» **SUPPLIED RECORDS**:
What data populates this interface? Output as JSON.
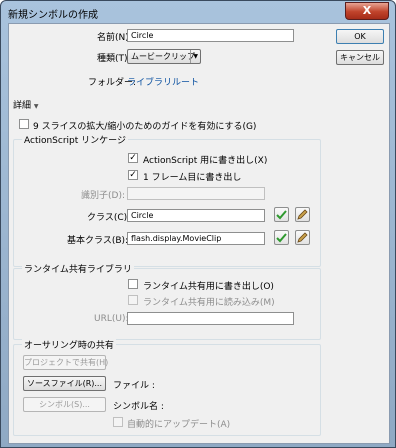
{
  "window": {
    "title": "新規シンボルの作成",
    "close": "X"
  },
  "form": {
    "name_label": "名前(N):",
    "name_value": "Circle",
    "type_label": "種類(T):",
    "type_value": "ムービークリップ",
    "folder_label": "フォルダー:",
    "folder_value": "ライブラリルート"
  },
  "buttons": {
    "ok": "OK",
    "cancel": "キャンセル"
  },
  "advanced": {
    "toggle": "詳細",
    "slice9": "9 スライスの拡大/縮小のためのガイドを有効にする(G)"
  },
  "actionscript": {
    "title": "ActionScript リンケージ",
    "export_as": "ActionScript 用に書き出し(X)",
    "export_frame1": "1 フレーム目に書き出し",
    "identifier_label": "識別子(D):",
    "class_label": "クラス(C):",
    "class_value": "Circle",
    "base_class_label": "基本クラス(B):",
    "base_class_value": "flash.display.MovieClip"
  },
  "runtime": {
    "title": "ランタイム共有ライブラリ",
    "export_sharing": "ランタイム共有用に書き出し(O)",
    "import_sharing": "ランタイム共有用に読み込み(M)",
    "url_label": "URL(U):"
  },
  "authoring": {
    "title": "オーサリング時の共有",
    "share_project": "プロジェクトで共有(H)",
    "source_file": "ソースファイル(R)...",
    "file_label": "ファイル :",
    "symbol_button": "シンボル(S)...",
    "symbol_name_label": "シンボル名 :",
    "auto_update": "自動的にアップデート(A)"
  },
  "colors": {
    "titlebar": "#a9c3dd",
    "client": "#f0f0f0",
    "link": "#0a50a0",
    "close": "#c0432b"
  }
}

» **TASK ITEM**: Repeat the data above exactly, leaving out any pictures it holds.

» **OUTPUT FOR THIS TASK**:
What data populates this interface? Output as JSON.
{
  "window": {
    "title": "新規シンボルの作成",
    "close": "X"
  },
  "form": {
    "name_label": "名前(N):",
    "name_value": "Circle",
    "type_label": "種類(T):",
    "type_value": "ムービークリップ",
    "folder_label": "フォルダー:",
    "folder_value": "ライブラリルート"
  },
  "buttons": {
    "ok": "OK",
    "cancel": "キャンセル"
  },
  "advanced": {
    "toggle": "詳細",
    "slice9": "9 スライスの拡大/縮小のためのガイドを有効にする(G)"
  },
  "actionscript": {
    "title": "ActionScript リンケージ",
    "export_as": "ActionScript 用に書き出し(X)",
    "export_frame1": "1 フレーム目に書き出し",
    "identifier_label": "識別子(D):",
    "class_label": "クラス(C):",
    "class_value": "Circle",
    "base_class_label": "基本クラス(B):",
    "base_class_value": "flash.display.MovieClip"
  },
  "runtime": {
    "title": "ランタイム共有ライブラリ",
    "export_sharing": "ランタイム共有用に書き出し(O)",
    "import_sharing": "ランタイム共有用に読み込み(M)",
    "url_label": "URL(U):"
  },
  "authoring": {
    "title": "オーサリング時の共有",
    "share_project": "プロジェクトで共有(H)",
    "source_file": "ソースファイル(R)...",
    "file_label": "ファイル :",
    "symbol_button": "シンボル(S)...",
    "symbol_name_label": "シンボル名 :",
    "auto_update": "自動的にアップデート(A)"
  },
  "colors": {
    "titlebar": "#a9c3dd",
    "client": "#f0f0f0",
    "link": "#0a50a0",
    "close": "#c0432b"
  }
}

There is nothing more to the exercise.